_Exercise directions_
Check each line of the listing below for the string "bulan", and copy the ones that have it.

(Supplied information begins)

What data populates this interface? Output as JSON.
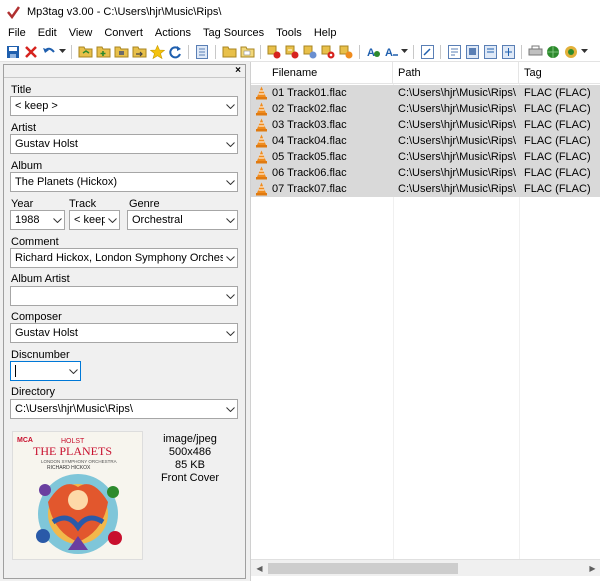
{
  "window": {
    "title": "Mp3tag v3.00  -  C:\\Users\\hjr\\Music\\Rips\\"
  },
  "menu": [
    "File",
    "Edit",
    "View",
    "Convert",
    "Actions",
    "Tag Sources",
    "Tools",
    "Help"
  ],
  "tag_panel": {
    "close": "×",
    "title_label": "Title",
    "title_value": "< keep >",
    "artist_label": "Artist",
    "artist_value": "Gustav Holst",
    "album_label": "Album",
    "album_value": "The Planets (Hickox)",
    "year_label": "Year",
    "year_value": "1988",
    "track_label": "Track",
    "track_value": "< keep",
    "genre_label": "Genre",
    "genre_value": "Orchestral",
    "comment_label": "Comment",
    "comment_value": "Richard Hickox, London Symphony Orchestra",
    "album_artist_label": "Album Artist",
    "album_artist_value": "",
    "composer_label": "Composer",
    "composer_value": "Gustav Holst",
    "discnumber_label": "Discnumber",
    "discnumber_value": "",
    "directory_label": "Directory",
    "directory_value": "C:\\Users\\hjr\\Music\\Rips\\",
    "cover": {
      "mime": "image/jpeg",
      "dimensions": "500x486",
      "size": "85 KB",
      "type": "Front Cover",
      "art_label": "MCA",
      "art_composer": "HOLST",
      "art_title": "THE PLANETS",
      "art_orchestra": "LONDON SYMPHONY ORCHESTRA",
      "art_conductor": "RICHARD HICKOX"
    }
  },
  "file_list": {
    "columns": [
      "Filename",
      "Path",
      "Tag"
    ],
    "rows": [
      {
        "filename": "01 Track01.flac",
        "path": "C:\\Users\\hjr\\Music\\Rips\\",
        "tag": "FLAC (FLAC)"
      },
      {
        "filename": "02 Track02.flac",
        "path": "C:\\Users\\hjr\\Music\\Rips\\",
        "tag": "FLAC (FLAC)"
      },
      {
        "filename": "03 Track03.flac",
        "path": "C:\\Users\\hjr\\Music\\Rips\\",
        "tag": "FLAC (FLAC)"
      },
      {
        "filename": "04 Track04.flac",
        "path": "C:\\Users\\hjr\\Music\\Rips\\",
        "tag": "FLAC (FLAC)"
      },
      {
        "filename": "05 Track05.flac",
        "path": "C:\\Users\\hjr\\Music\\Rips\\",
        "tag": "FLAC (FLAC)"
      },
      {
        "filename": "06 Track06.flac",
        "path": "C:\\Users\\hjr\\Music\\Rips\\",
        "tag": "FLAC (FLAC)"
      },
      {
        "filename": "07 Track07.flac",
        "path": "C:\\Users\\hjr\\Music\\Rips\\",
        "tag": "FLAC (FLAC)"
      }
    ]
  },
  "colors": {
    "selection": "#d9d9d9",
    "focus_border": "#0078d7",
    "cone_orange": "#f08c1e"
  }
}
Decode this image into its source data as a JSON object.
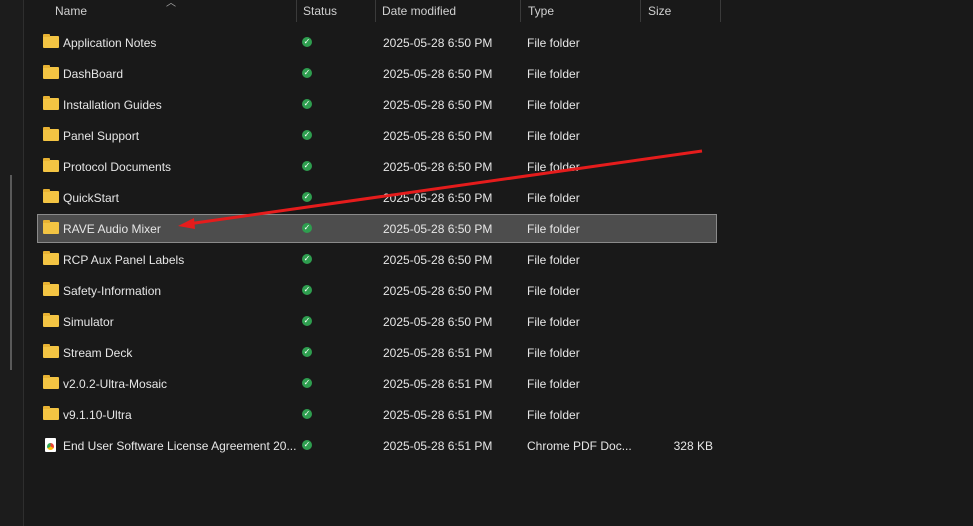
{
  "columns": {
    "name": "Name",
    "status": "Status",
    "date": "Date modified",
    "type": "Type",
    "size": "Size"
  },
  "files": [
    {
      "name": "Application Notes",
      "date": "2025-05-28 6:50 PM",
      "type": "File folder",
      "size": "",
      "icon": "folder"
    },
    {
      "name": "DashBoard",
      "date": "2025-05-28 6:50 PM",
      "type": "File folder",
      "size": "",
      "icon": "folder"
    },
    {
      "name": "Installation Guides",
      "date": "2025-05-28 6:50 PM",
      "type": "File folder",
      "size": "",
      "icon": "folder"
    },
    {
      "name": "Panel Support",
      "date": "2025-05-28 6:50 PM",
      "type": "File folder",
      "size": "",
      "icon": "folder"
    },
    {
      "name": "Protocol Documents",
      "date": "2025-05-28 6:50 PM",
      "type": "File folder",
      "size": "",
      "icon": "folder"
    },
    {
      "name": "QuickStart",
      "date": "2025-05-28 6:50 PM",
      "type": "File folder",
      "size": "",
      "icon": "folder"
    },
    {
      "name": "RAVE Audio Mixer",
      "date": "2025-05-28 6:50 PM",
      "type": "File folder",
      "size": "",
      "icon": "folder",
      "selected": true
    },
    {
      "name": "RCP Aux Panel Labels",
      "date": "2025-05-28 6:50 PM",
      "type": "File folder",
      "size": "",
      "icon": "folder"
    },
    {
      "name": "Safety-Information",
      "date": "2025-05-28 6:50 PM",
      "type": "File folder",
      "size": "",
      "icon": "folder"
    },
    {
      "name": "Simulator",
      "date": "2025-05-28 6:50 PM",
      "type": "File folder",
      "size": "",
      "icon": "folder"
    },
    {
      "name": "Stream Deck",
      "date": "2025-05-28 6:51 PM",
      "type": "File folder",
      "size": "",
      "icon": "folder"
    },
    {
      "name": "v2.0.2-Ultra-Mosaic",
      "date": "2025-05-28 6:51 PM",
      "type": "File folder",
      "size": "",
      "icon": "folder"
    },
    {
      "name": "v9.1.10-Ultra",
      "date": "2025-05-28 6:51 PM",
      "type": "File folder",
      "size": "",
      "icon": "folder"
    },
    {
      "name": "End User Software License Agreement 20...",
      "date": "2025-05-28 6:51 PM",
      "type": "Chrome PDF Doc...",
      "size": "328 KB",
      "icon": "pdf"
    }
  ],
  "annotation_color": "#e51c1c"
}
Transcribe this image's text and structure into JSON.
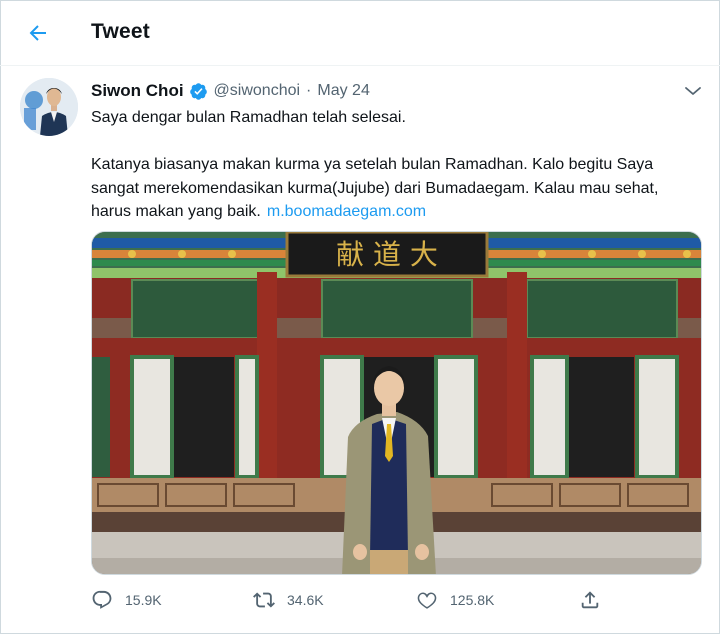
{
  "header": {
    "back_icon": "arrow-left-icon",
    "title": "Tweet"
  },
  "tweet": {
    "author": {
      "display_name": "Siwon Choi",
      "verified": true,
      "handle": "@siwonchoi"
    },
    "separator": "·",
    "date": "May 24",
    "text": {
      "paragraph1": "Saya dengar bulan Ramadhan telah selesai.",
      "paragraph2": "Katanya biasanya makan kurma ya setelah bulan Ramadhan. Kalo begitu Saya sangat merekomendasikan kurma(Jujube) dari Bumadaegam. Kalau mau sehat, harus makan yang baik.",
      "link": "m.boomadaegam.com"
    },
    "actions": {
      "reply_count": "15.9K",
      "retweet_count": "34.6K",
      "like_count": "125.8K"
    }
  },
  "colors": {
    "accent": "#1d9bf0",
    "text": "#0f1419",
    "muted": "#536471"
  }
}
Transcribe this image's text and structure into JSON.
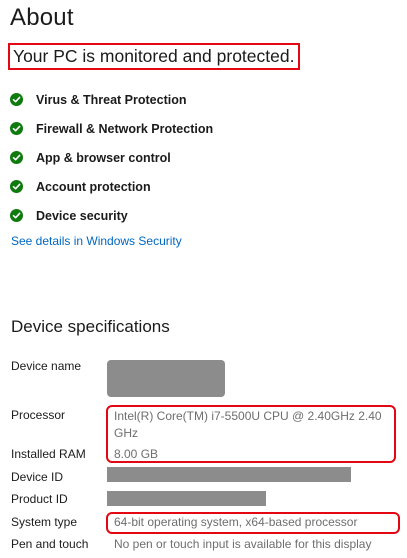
{
  "page": {
    "title": "About"
  },
  "security": {
    "status_heading": "Your PC is monitored and protected.",
    "items": [
      {
        "label": "Virus & Threat Protection",
        "icon": "check-circle-icon"
      },
      {
        "label": "Firewall & Network Protection",
        "icon": "check-circle-icon"
      },
      {
        "label": "App & browser control",
        "icon": "check-circle-icon"
      },
      {
        "label": "Account protection",
        "icon": "check-circle-icon"
      },
      {
        "label": "Device security",
        "icon": "check-circle-icon"
      }
    ],
    "details_link": "See details in Windows Security"
  },
  "specs": {
    "section_title": "Device specifications",
    "device_name": {
      "label": "Device name",
      "value": ""
    },
    "processor": {
      "label": "Processor",
      "value_line1": "Intel(R) Core(TM) i7-5500U CPU @ 2.40GHz   2.40",
      "value_line2": "GHz"
    },
    "installed_ram": {
      "label": "Installed RAM",
      "value": "8.00 GB"
    },
    "device_id": {
      "label": "Device ID",
      "value": ""
    },
    "product_id": {
      "label": "Product ID",
      "value": ""
    },
    "system_type": {
      "label": "System type",
      "value": "64-bit operating system, x64-based processor"
    },
    "pen_touch": {
      "label": "Pen and touch",
      "value": "No pen or touch input is available for this display"
    }
  },
  "colors": {
    "status_ok": "#0f7b0f",
    "link": "#0067c0",
    "annotation": "#e30613",
    "redaction": "#8c8c8c"
  }
}
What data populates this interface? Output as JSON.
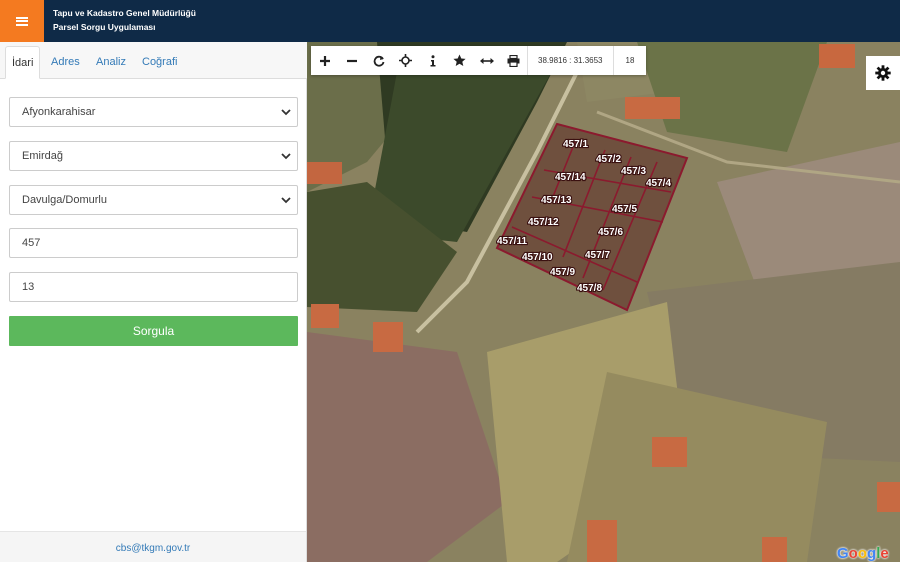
{
  "header": {
    "title_line1": "Tapu ve Kadastro Genel Müdürlüğü",
    "title_line2": "Parsel Sorgu Uygulaması"
  },
  "tabs": [
    {
      "label": "İdari"
    },
    {
      "label": "Adres"
    },
    {
      "label": "Analiz"
    },
    {
      "label": "Coğrafi"
    }
  ],
  "form": {
    "il": "Afyonkarahisar",
    "ilce": "Emirdağ",
    "mahalle": "Davulga/Domurlu",
    "ada": "457",
    "parsel": "13",
    "submit_label": "Sorgula"
  },
  "footer": {
    "email": "cbs@tkgm.gov.tr"
  },
  "map": {
    "coordinates": "38.9816 : 31.3653",
    "zoom": "18",
    "google_letters": [
      "G",
      "o",
      "o",
      "g",
      "l",
      "e"
    ],
    "google_colors": [
      "#4285f4",
      "#ea4335",
      "#fbbc05",
      "#4285f4",
      "#34a853",
      "#ea4335"
    ],
    "parcel_border_color": "#8b1a2e",
    "parcels": [
      "457/1",
      "457/2",
      "457/3",
      "457/4",
      "457/14",
      "457/13",
      "457/5",
      "457/12",
      "457/6",
      "457/11",
      "457/10",
      "457/7",
      "457/9",
      "457/8"
    ]
  },
  "icons": [
    "menu-icon",
    "zoom-in-icon",
    "zoom-out-icon",
    "refresh-icon",
    "locate-icon",
    "info-icon",
    "star-icon",
    "measure-icon",
    "print-icon",
    "gear-icon",
    "chevron-down-icon"
  ]
}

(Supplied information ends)

_Output for this exercise_
      "paragraph1": "Saya dengar bulan Ramadhan telah selesai.",
      "paragraph2": "Katanya biasanya makan kurma ya setelah bulan Ramadhan. Kalo begitu Saya sangat merekomendasikan kurma(Jujube) dari Bumadaegam. Kalau mau sehat, harus makan yang baik.",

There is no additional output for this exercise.